Task directions: Repeat back every line of the data, exactly.

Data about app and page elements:

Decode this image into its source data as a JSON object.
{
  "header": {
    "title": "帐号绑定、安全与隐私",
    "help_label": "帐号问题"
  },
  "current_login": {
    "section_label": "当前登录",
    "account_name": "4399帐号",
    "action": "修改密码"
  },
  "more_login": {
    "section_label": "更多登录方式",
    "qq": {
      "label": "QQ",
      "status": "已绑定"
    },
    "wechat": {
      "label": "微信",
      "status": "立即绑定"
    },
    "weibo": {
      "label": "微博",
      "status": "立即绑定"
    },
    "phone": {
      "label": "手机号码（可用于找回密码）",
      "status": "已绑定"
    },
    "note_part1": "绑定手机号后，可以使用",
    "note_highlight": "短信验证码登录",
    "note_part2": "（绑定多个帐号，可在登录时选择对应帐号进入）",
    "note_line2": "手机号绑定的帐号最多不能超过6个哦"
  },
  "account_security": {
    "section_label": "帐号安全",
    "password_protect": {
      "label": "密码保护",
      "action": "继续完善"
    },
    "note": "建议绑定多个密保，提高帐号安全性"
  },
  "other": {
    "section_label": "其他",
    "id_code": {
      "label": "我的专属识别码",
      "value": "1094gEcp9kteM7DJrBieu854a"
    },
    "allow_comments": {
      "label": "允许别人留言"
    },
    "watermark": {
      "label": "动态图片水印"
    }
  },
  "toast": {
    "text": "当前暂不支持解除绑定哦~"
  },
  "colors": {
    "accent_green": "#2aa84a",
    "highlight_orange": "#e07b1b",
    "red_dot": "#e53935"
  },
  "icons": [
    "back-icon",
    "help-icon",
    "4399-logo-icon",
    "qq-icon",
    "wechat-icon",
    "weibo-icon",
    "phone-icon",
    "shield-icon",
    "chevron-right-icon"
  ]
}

Response for this exercise:
Decode this image into its source data as a JSON object.
{
  "header": {
    "title": "帐号绑定、安全与隐私",
    "help_label": "帐号问题"
  },
  "current_login": {
    "section_label": "当前登录",
    "account_name": "4399帐号",
    "action": "修改密码"
  },
  "more_login": {
    "section_label": "更多登录方式",
    "qq": {
      "label": "QQ",
      "status": "已绑定"
    },
    "wechat": {
      "label": "微信",
      "status": "立即绑定"
    },
    "weibo": {
      "label": "微博",
      "status": "立即绑定"
    },
    "phone": {
      "label": "手机号码（可用于找回密码）",
      "status": "已绑定"
    },
    "note_part1": "绑定手机号后，可以使用",
    "note_highlight": "短信验证码登录",
    "note_part2": "（绑定多个帐号，可在登录时选择对应帐号进入）",
    "note_line2": "手机号绑定的帐号最多不能超过6个哦"
  },
  "account_security": {
    "section_label": "帐号安全",
    "password_protect": {
      "label": "密码保护",
      "action": "继续完善"
    },
    "note": "建议绑定多个密保，提高帐号安全性"
  },
  "other": {
    "section_label": "其他",
    "id_code": {
      "label": "我的专属识别码",
      "value": "1094gEcp9kteM7DJrBieu854a"
    },
    "allow_comments": {
      "label": "允许别人留言"
    },
    "watermark": {
      "label": "动态图片水印"
    }
  },
  "toast": {
    "text": "当前暂不支持解除绑定哦~"
  },
  "colors": {
    "accent_green": "#2aa84a",
    "highlight_orange": "#e07b1b",
    "red_dot": "#e53935"
  },
  "icons": [
    "back-icon",
    "help-icon",
    "4399-logo-icon",
    "qq-icon",
    "wechat-icon",
    "weibo-icon",
    "phone-icon",
    "shield-icon",
    "chevron-right-icon"
  ]
}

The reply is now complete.